Peter Del Tredici is an Adjunct Associate Professor of Landscape Architecture at the Graduate School of Design at Harvard, where he teaches courses on plants, soils and ecology. He has also worked at the Arnold Arboretum of Harvard University since 1979, as Plant Propagator, Editor of Arnoldia, Director of Living Collections, and currently as Senior Research Scientist. Peter’s education includes a BA in Zoology from UC, Berkeley in 1968, an MA in Biology from the University of Oregon, and a PhD in Plant Ecology from Boston University in 1991. His most recent book, Wild Urban Plants of the Northeast: A Field Guide (2010, Cornell University Press), focuses on urban ecology and the identification of plants that grow spontaneously in cities.
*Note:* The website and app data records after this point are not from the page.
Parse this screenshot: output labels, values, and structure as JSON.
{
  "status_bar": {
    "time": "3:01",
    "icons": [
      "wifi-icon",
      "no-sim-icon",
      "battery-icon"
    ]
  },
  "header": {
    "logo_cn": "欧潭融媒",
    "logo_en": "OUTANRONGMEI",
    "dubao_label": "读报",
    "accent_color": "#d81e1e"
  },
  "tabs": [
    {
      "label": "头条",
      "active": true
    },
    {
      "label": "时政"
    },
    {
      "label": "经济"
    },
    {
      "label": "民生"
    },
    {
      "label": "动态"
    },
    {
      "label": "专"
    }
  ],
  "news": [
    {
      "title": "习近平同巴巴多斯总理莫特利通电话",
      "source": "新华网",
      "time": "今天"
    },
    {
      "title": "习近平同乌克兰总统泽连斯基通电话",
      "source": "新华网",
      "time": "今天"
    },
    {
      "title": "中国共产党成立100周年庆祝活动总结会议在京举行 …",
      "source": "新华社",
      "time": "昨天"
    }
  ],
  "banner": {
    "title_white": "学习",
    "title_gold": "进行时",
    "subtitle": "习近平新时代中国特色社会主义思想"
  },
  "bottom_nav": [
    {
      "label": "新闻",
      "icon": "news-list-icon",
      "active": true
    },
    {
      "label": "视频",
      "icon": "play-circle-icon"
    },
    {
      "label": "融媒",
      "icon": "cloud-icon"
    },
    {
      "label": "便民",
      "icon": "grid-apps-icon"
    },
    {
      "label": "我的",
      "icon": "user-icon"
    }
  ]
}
For reference, here is a quick video from MoMA.org on Monet’s painting, Agapanthus, which discusses Monet’s obsessive gardening:
On this episode we discuss aesthetics vs. sustainability and design vs. practicality — all through the lens of landscape design, where choosing aesthetics over practicality is a (plant) life and death issue.
Find Peter online at http://www.peterdeltredici.com/.
Find the podcast on iTunes here.